But an emotional breakthrough will come for Carrie. We predict that it will appear in the form of Saul Berenson, the former Director of the CIA, and Carrie’s mentor/father figure (wonderfully played by Mandy Patinkin).

After being forced out of the Agency, Saul has taken a position as a consultant in the private sector. We’ve been assured that he is taking a backseat to his wife’s career, both as a testament to his love for her and a sign of his commitment to their marriage.

So you know that won’t last.

We immediately see that the situation in Islamabad is dysfunctional: the CIA is spying on itself. Carrie is tailed by her own staff. And the husband of the U.S. ambassador to Pakistan, an unsympathetic dishrag named Dennis Boyd (Mark Moses from “Mad Men”), is selling classified information to Pakistan’s Inter-Serve Intelligence (ISI), an insidious, smart, and well-organized outfit run by the truly terrifying Tasleem Qureshi (Nimrat Kaur).

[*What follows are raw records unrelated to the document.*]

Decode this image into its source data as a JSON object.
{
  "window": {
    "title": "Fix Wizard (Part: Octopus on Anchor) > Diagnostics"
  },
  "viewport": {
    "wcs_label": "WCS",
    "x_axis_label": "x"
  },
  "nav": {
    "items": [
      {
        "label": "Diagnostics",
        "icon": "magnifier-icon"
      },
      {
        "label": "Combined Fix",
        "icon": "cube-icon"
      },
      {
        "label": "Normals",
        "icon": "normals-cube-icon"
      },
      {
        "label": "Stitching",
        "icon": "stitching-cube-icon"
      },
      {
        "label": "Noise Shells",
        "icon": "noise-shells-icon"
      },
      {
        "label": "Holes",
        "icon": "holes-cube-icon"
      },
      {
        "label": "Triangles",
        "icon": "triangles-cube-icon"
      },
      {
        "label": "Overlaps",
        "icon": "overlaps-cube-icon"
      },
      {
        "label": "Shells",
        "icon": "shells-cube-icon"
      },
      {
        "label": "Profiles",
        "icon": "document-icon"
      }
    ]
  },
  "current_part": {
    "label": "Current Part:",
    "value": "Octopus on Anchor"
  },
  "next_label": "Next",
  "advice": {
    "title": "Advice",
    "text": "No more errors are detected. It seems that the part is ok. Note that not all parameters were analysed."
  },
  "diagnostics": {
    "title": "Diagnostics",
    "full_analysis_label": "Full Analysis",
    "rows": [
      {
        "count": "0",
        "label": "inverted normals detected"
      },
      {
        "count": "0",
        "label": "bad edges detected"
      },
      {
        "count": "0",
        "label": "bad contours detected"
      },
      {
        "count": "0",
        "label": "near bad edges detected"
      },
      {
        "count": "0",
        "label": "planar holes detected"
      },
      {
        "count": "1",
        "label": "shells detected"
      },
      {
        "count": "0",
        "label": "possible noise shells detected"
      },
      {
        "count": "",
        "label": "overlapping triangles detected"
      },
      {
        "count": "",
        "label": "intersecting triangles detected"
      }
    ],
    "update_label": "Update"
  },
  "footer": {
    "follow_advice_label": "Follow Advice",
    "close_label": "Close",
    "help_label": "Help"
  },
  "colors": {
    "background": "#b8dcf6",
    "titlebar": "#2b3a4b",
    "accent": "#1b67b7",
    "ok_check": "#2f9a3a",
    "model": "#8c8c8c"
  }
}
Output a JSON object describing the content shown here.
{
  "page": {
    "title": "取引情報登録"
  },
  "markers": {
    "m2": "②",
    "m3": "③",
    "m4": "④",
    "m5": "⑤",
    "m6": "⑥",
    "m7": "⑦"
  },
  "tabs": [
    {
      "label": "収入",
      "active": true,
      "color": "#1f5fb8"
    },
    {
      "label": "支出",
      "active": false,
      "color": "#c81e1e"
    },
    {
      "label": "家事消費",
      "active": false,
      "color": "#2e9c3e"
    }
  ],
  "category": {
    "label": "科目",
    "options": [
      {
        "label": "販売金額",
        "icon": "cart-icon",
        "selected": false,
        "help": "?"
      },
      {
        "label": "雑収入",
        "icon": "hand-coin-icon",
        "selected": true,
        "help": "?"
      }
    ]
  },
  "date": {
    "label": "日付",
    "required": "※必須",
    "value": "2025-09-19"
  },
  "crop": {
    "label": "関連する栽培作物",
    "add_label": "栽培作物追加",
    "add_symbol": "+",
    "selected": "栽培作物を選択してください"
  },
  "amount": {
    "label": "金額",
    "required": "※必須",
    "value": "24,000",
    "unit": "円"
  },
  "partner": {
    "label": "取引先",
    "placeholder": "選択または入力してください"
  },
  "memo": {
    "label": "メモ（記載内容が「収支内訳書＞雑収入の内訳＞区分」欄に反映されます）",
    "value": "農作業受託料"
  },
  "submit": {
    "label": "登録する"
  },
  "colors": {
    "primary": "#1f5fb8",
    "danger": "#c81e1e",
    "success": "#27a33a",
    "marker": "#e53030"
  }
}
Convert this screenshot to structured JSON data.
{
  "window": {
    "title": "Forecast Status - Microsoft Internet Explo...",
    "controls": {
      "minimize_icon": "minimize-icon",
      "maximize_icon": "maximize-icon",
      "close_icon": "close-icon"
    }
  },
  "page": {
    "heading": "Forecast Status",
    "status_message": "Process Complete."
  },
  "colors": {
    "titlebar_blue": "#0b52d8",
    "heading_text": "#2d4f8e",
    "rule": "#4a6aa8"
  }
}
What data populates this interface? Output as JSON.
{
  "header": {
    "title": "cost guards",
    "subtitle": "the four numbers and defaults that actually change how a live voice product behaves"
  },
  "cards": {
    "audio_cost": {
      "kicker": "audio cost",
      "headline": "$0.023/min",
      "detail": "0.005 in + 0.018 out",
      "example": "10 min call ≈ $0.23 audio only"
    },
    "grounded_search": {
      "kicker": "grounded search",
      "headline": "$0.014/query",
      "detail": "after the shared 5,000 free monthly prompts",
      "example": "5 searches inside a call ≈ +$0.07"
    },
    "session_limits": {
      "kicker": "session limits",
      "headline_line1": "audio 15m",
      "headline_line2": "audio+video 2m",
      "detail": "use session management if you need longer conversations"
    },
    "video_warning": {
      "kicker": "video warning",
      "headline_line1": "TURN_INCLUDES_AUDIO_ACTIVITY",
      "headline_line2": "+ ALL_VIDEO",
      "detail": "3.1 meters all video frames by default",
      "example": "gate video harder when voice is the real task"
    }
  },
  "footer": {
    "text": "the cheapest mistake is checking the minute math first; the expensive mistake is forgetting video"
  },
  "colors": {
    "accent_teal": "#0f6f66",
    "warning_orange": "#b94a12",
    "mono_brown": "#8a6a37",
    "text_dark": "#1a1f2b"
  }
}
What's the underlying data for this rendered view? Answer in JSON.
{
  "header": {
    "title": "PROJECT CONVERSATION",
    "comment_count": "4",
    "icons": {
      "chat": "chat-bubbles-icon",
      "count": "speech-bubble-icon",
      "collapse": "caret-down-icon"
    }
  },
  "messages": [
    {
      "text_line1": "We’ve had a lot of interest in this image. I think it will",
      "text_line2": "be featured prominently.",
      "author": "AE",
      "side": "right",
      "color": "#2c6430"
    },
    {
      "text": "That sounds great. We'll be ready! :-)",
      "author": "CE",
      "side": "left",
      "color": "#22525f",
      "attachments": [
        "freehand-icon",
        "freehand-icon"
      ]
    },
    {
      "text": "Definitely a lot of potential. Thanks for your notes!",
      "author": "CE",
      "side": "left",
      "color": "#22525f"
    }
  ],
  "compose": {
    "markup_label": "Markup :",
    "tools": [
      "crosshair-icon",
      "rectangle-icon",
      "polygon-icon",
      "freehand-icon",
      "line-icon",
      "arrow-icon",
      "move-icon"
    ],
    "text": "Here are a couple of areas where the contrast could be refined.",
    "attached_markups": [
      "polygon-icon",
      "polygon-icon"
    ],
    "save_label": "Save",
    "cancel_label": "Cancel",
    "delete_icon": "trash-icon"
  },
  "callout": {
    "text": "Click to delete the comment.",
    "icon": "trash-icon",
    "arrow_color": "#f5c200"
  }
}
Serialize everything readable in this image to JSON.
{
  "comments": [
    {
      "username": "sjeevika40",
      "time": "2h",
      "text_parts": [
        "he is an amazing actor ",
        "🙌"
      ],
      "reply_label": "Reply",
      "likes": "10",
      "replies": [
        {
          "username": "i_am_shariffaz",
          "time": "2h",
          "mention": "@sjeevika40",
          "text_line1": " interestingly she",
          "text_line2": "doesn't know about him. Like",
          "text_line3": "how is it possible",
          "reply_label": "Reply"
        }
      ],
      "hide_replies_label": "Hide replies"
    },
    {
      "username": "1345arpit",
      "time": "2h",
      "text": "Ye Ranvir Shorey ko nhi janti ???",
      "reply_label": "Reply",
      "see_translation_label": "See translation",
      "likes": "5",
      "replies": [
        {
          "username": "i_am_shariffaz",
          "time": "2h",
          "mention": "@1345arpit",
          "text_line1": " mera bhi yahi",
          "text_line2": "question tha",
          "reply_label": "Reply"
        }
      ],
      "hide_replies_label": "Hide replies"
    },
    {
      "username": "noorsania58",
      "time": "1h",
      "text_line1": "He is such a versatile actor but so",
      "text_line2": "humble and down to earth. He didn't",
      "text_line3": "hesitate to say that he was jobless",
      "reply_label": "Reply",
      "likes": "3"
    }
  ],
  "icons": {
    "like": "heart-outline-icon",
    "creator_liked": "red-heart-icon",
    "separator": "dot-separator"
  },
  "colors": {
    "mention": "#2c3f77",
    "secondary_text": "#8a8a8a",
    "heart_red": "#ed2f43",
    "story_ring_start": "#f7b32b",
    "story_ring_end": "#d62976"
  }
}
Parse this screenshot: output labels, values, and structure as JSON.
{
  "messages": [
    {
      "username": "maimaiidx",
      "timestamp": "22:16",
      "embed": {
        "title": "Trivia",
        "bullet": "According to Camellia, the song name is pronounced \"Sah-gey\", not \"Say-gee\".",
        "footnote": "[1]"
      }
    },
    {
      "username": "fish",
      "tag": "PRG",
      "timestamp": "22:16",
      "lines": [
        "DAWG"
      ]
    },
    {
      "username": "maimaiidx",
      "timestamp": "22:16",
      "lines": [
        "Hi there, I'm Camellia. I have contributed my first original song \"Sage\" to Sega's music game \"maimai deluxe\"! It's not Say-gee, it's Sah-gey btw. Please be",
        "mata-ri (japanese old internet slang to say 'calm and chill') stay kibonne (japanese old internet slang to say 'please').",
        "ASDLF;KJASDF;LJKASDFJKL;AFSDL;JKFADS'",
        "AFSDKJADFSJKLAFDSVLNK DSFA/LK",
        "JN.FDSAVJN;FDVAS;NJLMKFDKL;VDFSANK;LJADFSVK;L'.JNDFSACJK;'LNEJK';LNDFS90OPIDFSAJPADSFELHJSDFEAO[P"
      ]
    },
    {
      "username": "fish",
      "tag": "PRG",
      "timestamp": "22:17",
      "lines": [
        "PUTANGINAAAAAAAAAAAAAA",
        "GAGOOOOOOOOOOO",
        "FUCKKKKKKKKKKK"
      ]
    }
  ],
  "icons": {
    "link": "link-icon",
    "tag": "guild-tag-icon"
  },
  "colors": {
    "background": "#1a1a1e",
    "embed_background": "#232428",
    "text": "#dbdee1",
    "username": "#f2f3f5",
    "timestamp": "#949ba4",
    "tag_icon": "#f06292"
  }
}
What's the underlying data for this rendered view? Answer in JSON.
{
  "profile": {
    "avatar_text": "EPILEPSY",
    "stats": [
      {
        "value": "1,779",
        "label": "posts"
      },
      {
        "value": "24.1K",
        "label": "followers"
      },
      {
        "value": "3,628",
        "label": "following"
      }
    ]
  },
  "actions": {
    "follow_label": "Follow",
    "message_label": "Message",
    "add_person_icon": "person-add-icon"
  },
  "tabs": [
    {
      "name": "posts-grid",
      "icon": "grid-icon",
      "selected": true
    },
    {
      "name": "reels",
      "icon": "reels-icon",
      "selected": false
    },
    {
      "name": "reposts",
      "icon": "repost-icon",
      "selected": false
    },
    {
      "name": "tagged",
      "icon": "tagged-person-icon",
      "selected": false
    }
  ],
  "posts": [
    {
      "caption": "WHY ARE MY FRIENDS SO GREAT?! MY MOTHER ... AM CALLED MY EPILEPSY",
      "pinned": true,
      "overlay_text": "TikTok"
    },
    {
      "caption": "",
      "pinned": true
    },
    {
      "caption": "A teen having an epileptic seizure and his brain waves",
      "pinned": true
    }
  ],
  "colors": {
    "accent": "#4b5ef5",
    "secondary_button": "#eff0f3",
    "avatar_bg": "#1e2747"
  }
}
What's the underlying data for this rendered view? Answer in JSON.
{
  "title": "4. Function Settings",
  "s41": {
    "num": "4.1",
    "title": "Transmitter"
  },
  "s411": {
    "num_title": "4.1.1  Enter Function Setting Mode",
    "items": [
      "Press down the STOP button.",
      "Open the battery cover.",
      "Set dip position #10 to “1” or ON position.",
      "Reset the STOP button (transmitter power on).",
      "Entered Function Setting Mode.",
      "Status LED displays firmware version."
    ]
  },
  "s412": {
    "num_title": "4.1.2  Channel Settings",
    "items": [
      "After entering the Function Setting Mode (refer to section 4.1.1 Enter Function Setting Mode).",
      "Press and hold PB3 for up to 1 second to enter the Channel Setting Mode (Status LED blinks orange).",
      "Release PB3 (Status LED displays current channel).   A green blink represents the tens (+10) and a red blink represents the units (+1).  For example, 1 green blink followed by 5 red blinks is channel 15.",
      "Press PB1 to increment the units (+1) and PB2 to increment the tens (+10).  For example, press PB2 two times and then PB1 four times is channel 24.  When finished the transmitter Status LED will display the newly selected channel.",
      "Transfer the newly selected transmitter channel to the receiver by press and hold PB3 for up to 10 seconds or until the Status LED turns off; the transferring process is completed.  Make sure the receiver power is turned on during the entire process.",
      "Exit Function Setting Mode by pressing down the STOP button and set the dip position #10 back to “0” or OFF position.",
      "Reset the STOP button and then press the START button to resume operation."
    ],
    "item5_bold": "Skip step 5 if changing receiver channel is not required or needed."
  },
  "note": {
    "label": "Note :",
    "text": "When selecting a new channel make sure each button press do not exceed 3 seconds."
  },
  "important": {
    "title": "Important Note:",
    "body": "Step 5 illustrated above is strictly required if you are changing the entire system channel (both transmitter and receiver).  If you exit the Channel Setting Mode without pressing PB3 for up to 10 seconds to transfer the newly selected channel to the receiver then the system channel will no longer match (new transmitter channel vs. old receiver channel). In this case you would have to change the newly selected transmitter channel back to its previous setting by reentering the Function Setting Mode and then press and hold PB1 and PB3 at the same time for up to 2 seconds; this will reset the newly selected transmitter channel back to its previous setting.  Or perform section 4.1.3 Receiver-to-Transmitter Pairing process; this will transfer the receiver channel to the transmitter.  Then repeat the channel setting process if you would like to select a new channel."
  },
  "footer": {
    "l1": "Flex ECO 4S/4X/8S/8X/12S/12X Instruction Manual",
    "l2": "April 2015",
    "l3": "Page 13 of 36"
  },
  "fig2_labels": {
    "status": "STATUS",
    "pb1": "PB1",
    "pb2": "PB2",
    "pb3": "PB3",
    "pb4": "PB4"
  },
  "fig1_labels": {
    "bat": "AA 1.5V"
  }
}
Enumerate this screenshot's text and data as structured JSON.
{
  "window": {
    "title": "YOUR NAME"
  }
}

In Qureshi, Carrie Mathison has met her match. Yet halfway through the season, she still hasn’t realized it, a distinct disadvantage that builds serious tension as we wait for her to catch up.

Which brings us to Sunday night’s episode—spoiler alert! Saul remains in the clutches of the terrorist Haqqani, serving unwittingly as his “God-given” human shield in case anyone watching from afar has the urge to unleash another drone strike. Boyd, the ambassador’s double-dealing, drunken, plagiarizing douche-bag husband (we really don’t like the guy), has switched Carrie’s bipolar meds with an unknown drug, on the orders of Qureshi, who had surreptitiously given him a key to her apartment. As a result of the switch, the episode turns kaleidoscopic, where the effects of the drug intensify from scene to scene, and the audience feels the confusion, the intensity of sound, and the confounding actions that end with Carrie in the arms (literally) of the ISI.

The emotion that she has kept in check with such steadfast focus and medication has broken loose, turning into a tidal wave-like spectacle of a breakdown. In her drug-induced hallucination, we see what is always at the periphery of Carrie’s consciousness: Nicholas Brody.

She has been out-played, that much is clear. For any unsympathetic viewers, who might have been taken aback by her character’s callous manipulation—especially that bathtub scene, where postpartum depression was explored in a bright, relentless light—this is where she gets them back.

We are left with questions: where is she now? How will she get out?

Here’s our guess: Saul will play a significant role in Carrie’s escape. He’ll bring her back home, both physically and emotionally. Although the show has always focused on Brody as Carrie’s love interest, Saul is the moral center, the grounded beacon of truth, light, and safety. On foreign soil, Saul Berenson is Carrie’s homeland.